- SUPPLIED RECORDS:
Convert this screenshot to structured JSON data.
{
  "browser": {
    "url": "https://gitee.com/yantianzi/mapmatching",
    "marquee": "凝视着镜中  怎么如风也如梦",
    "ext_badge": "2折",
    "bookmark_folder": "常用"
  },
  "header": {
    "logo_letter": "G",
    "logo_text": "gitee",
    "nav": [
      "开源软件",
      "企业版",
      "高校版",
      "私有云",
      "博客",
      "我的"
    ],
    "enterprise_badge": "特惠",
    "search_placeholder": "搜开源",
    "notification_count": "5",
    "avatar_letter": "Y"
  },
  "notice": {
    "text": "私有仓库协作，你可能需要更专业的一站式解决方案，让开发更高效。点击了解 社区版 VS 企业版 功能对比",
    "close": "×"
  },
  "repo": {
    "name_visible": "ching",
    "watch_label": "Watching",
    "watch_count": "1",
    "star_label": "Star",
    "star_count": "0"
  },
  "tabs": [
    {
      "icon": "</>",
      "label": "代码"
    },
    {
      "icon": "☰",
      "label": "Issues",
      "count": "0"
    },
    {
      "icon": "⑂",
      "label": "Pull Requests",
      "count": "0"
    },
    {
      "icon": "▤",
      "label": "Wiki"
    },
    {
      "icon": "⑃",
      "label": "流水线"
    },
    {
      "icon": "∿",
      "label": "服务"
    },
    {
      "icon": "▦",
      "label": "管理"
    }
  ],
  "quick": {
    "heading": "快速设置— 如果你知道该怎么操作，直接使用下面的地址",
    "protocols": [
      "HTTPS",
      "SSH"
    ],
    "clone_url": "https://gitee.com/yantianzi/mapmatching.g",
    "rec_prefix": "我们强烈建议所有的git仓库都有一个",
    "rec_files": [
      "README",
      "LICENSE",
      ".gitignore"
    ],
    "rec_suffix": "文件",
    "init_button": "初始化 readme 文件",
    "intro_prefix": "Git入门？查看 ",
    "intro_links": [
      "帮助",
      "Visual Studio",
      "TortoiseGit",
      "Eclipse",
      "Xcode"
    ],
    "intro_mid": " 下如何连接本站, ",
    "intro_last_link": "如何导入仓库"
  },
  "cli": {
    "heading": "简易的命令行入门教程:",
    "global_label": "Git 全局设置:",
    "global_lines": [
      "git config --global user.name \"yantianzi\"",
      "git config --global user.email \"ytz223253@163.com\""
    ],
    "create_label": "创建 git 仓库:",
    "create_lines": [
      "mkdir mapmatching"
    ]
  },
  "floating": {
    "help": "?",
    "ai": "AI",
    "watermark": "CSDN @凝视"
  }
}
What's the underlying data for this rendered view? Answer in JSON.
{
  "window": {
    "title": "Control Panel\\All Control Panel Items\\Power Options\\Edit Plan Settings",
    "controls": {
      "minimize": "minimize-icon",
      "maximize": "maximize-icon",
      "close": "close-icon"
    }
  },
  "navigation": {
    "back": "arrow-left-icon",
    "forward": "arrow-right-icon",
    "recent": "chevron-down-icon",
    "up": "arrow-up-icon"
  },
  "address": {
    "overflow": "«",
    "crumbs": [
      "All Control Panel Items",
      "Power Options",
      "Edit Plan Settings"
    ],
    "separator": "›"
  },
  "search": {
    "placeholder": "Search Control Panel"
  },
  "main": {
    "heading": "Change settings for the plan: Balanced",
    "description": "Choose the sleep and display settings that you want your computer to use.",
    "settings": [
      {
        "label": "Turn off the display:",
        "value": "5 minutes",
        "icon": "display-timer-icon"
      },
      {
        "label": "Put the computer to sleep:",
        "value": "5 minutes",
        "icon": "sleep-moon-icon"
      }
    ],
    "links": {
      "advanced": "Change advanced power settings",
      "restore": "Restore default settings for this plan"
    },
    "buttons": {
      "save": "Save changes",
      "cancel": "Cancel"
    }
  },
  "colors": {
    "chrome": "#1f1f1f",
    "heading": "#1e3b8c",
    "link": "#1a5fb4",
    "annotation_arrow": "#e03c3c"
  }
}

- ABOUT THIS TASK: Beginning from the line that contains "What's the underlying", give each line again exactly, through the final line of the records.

- TASK SOLUTION:
What's the underlying data for this rendered view? Answer in JSON.
{
  "window": {
    "title": "Control Panel\\All Control Panel Items\\Power Options\\Edit Plan Settings",
    "controls": {
      "minimize": "minimize-icon",
      "maximize": "maximize-icon",
      "close": "close-icon"
    }
  },
  "navigation": {
    "back": "arrow-left-icon",
    "forward": "arrow-right-icon",
    "recent": "chevron-down-icon",
    "up": "arrow-up-icon"
  },
  "address": {
    "overflow": "«",
    "crumbs": [
      "All Control Panel Items",
      "Power Options",
      "Edit Plan Settings"
    ],
    "separator": "›"
  },
  "search": {
    "placeholder": "Search Control Panel"
  },
  "main": {
    "heading": "Change settings for the plan: Balanced",
    "description": "Choose the sleep and display settings that you want your computer to use.",
    "settings": [
      {
        "label": "Turn off the display:",
        "value": "5 minutes",
        "icon": "display-timer-icon"
      },
      {
        "label": "Put the computer to sleep:",
        "value": "5 minutes",
        "icon": "sleep-moon-icon"
      }
    ],
    "links": {
      "advanced": "Change advanced power settings",
      "restore": "Restore default settings for this plan"
    },
    "buttons": {
      "save": "Save changes",
      "cancel": "Cancel"
    }
  },
  "colors": {
    "chrome": "#1f1f1f",
    "heading": "#1e3b8c",
    "link": "#1a5fb4",
    "annotation_arrow": "#e03c3c"
  }
}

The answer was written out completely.